John Kane, treasurer of Atlantic Tire on nearby Pulaski Highway, said the explosion blew out two large showcase windows and light fixtures in his shop. The highway, also called Route 40, is shut down to the Baltimore city line as well as some side streets in area.
The derailment is the third serious one this month. In Bridgeport, Conn., on May 17, more than 70 people were injured when a commuter train derailed. The eastbound train from New York City went off the tracks during evening rush hour, came to a stop and was struck about 20 seconds later by a westbound train.
In Rockview, Mo., on Saturday, a cargo train crash injured seven people and destroyed a highway overpass that could take a year to repair.
Some businesses closed immediately, fearful of the unidentified contents of a heavy plume of black smoke roiling into the atmosphere. At seafood supplier S. DiPaula & Sons Seafood Inc., a good-natured voice left a message on the answering machine afterward that the business was closing early for the day.
“Hello, this is S. DiPaula & Sons Seafood. Today is Tuesday and it’s around 2:30 in the afternoon. We have decided to close due to a large explosion relatively close to our building and a heavy black plume of smoke that we can’t tell what’s in it.”
In each of the past five years, CSX has reported more than 100 deaths in accidents and incidents involving the railroad.
The Federal Railroad Administration says CSX reported 104 deaths in 2012, down from 122 in 2011 and 117 in 2010. The railroad reported 102 deaths in 2009 and 122 in 2008.

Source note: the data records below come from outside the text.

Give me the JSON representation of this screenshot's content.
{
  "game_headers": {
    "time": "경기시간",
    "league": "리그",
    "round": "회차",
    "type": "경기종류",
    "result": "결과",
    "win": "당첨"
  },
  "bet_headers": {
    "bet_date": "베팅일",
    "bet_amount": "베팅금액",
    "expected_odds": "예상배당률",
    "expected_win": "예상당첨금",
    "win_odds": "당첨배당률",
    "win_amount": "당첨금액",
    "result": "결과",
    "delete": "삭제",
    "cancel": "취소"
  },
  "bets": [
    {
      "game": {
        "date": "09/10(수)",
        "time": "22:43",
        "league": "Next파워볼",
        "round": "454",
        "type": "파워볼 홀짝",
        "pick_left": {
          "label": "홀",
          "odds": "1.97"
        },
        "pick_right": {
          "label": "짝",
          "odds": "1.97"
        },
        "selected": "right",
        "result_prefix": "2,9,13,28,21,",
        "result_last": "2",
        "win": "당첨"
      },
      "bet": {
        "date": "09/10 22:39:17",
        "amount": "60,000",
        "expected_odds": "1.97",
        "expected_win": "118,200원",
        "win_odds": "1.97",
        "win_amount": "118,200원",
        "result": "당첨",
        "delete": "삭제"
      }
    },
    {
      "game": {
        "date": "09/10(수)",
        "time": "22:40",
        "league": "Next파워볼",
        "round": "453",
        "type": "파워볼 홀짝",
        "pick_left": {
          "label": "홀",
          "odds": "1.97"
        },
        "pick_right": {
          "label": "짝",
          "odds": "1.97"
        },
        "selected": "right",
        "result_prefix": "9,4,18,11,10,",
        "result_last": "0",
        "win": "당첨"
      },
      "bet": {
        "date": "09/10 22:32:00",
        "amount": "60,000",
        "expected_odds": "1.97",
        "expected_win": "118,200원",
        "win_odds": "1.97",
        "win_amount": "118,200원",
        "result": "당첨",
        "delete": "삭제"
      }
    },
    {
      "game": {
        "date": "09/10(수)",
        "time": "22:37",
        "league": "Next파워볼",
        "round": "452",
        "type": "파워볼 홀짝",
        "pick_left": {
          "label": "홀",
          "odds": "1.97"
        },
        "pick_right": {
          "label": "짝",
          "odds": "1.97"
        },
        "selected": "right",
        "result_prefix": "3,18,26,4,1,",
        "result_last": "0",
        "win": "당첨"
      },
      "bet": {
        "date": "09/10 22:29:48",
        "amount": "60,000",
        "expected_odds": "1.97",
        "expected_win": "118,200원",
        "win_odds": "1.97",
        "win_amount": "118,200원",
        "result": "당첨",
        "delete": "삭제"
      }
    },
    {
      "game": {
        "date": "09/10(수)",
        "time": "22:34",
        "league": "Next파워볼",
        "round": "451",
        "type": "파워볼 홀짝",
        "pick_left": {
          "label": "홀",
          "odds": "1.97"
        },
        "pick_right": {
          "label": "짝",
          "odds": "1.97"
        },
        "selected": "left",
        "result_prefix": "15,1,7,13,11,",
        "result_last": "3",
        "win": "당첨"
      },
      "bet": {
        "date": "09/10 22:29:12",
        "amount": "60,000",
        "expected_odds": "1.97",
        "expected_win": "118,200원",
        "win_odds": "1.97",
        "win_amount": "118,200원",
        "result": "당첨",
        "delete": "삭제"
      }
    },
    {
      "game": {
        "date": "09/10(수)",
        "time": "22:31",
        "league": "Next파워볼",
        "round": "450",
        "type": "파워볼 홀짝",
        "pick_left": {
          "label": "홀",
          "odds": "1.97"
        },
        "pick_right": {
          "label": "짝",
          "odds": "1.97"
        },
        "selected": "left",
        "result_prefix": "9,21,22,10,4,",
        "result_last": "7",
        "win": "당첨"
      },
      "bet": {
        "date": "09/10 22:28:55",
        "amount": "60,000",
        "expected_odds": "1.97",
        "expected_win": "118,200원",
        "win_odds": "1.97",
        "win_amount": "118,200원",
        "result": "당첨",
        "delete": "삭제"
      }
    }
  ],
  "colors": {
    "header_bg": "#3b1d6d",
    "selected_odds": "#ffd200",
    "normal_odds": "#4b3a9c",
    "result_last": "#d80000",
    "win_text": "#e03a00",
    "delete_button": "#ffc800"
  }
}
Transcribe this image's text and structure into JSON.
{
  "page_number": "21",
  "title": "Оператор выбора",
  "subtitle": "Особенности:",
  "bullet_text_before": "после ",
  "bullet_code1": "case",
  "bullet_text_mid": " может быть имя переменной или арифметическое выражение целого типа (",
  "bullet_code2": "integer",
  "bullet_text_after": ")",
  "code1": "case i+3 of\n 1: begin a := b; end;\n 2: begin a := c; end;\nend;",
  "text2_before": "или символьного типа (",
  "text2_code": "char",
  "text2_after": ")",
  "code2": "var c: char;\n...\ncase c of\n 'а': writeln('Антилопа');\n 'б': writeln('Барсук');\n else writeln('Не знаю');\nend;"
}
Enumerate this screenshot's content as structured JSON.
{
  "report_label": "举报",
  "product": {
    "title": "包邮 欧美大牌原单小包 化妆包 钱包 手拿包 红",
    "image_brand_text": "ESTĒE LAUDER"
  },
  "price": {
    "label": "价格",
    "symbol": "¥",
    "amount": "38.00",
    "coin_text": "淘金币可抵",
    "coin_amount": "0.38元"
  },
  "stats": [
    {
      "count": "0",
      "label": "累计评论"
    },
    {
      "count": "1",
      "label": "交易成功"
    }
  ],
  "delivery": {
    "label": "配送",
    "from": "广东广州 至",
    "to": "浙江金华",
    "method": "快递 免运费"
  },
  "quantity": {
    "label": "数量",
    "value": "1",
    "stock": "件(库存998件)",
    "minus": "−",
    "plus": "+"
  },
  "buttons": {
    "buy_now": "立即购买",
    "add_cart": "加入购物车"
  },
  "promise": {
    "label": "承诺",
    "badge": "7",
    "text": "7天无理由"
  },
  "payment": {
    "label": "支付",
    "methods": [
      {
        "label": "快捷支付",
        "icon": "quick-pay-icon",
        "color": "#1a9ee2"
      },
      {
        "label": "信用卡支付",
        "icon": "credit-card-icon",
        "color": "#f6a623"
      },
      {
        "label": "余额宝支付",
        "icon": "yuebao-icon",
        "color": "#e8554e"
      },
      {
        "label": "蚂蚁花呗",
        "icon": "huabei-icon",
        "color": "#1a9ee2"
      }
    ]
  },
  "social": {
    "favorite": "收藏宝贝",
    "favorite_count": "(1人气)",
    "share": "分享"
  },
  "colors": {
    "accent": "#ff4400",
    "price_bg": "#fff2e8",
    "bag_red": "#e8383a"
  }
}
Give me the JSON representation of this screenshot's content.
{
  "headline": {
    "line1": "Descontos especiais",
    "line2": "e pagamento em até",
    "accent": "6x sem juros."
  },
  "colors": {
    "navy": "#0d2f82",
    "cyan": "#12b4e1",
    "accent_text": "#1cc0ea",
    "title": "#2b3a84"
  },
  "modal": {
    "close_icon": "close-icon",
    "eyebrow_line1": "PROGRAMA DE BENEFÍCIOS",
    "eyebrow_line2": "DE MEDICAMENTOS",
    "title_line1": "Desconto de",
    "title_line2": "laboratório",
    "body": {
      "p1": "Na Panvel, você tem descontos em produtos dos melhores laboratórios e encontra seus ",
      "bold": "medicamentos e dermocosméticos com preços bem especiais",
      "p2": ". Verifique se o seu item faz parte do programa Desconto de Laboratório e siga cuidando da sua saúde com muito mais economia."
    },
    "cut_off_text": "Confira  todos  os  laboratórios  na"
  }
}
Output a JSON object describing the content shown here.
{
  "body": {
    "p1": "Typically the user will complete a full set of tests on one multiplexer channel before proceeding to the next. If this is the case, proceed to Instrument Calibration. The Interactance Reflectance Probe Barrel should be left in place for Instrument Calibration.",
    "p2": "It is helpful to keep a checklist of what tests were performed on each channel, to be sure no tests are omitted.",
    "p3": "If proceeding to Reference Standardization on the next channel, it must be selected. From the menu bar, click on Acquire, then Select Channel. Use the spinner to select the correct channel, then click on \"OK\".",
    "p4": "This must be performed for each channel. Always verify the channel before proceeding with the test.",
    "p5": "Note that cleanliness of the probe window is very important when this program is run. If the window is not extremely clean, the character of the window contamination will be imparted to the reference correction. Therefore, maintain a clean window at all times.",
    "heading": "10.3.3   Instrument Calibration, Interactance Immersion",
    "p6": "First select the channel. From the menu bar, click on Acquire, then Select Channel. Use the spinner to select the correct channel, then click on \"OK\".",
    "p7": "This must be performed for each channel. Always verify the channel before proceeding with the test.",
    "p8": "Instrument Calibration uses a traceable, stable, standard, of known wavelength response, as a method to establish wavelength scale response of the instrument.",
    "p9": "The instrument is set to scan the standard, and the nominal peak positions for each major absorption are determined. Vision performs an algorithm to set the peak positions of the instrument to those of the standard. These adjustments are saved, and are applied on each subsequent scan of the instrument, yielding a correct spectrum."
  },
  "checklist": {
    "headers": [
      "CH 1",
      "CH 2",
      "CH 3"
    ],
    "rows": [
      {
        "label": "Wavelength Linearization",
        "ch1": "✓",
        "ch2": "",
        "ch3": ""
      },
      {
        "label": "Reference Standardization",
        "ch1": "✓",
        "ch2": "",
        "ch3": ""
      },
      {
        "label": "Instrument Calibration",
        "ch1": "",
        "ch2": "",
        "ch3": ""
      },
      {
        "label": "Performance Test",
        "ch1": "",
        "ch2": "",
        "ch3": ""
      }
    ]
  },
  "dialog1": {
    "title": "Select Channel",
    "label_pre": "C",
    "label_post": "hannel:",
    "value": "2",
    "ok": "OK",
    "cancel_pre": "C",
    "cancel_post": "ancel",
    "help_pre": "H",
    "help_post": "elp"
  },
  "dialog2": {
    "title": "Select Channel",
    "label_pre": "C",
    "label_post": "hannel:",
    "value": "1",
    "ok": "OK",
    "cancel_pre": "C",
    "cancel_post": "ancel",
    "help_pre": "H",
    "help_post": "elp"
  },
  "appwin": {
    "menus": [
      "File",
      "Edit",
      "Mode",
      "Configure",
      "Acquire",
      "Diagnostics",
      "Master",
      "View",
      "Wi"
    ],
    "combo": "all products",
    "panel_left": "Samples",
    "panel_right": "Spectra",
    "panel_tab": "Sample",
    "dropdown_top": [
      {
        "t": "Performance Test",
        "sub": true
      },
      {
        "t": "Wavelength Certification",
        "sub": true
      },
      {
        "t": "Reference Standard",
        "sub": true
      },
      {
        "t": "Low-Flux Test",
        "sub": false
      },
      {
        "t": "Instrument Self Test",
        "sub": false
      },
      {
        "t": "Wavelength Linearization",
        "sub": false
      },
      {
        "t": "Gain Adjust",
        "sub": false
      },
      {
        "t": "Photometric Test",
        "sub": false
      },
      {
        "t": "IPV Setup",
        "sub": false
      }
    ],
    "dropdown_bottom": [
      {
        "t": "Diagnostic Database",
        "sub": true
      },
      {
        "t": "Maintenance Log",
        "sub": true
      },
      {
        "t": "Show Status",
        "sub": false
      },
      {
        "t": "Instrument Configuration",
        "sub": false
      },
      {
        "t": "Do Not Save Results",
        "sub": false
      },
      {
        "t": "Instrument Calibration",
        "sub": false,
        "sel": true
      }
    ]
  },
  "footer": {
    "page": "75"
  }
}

The number of derailments on CSX’s network in the eastern United States has been declining steadily since 2008 when it reported 229 derailments. Last year, CSX reported 143 derailments. CSX, based in Jacksonville, Fla., operates over 21,000 miles of track in 23 eastern states and two Canadian provinces.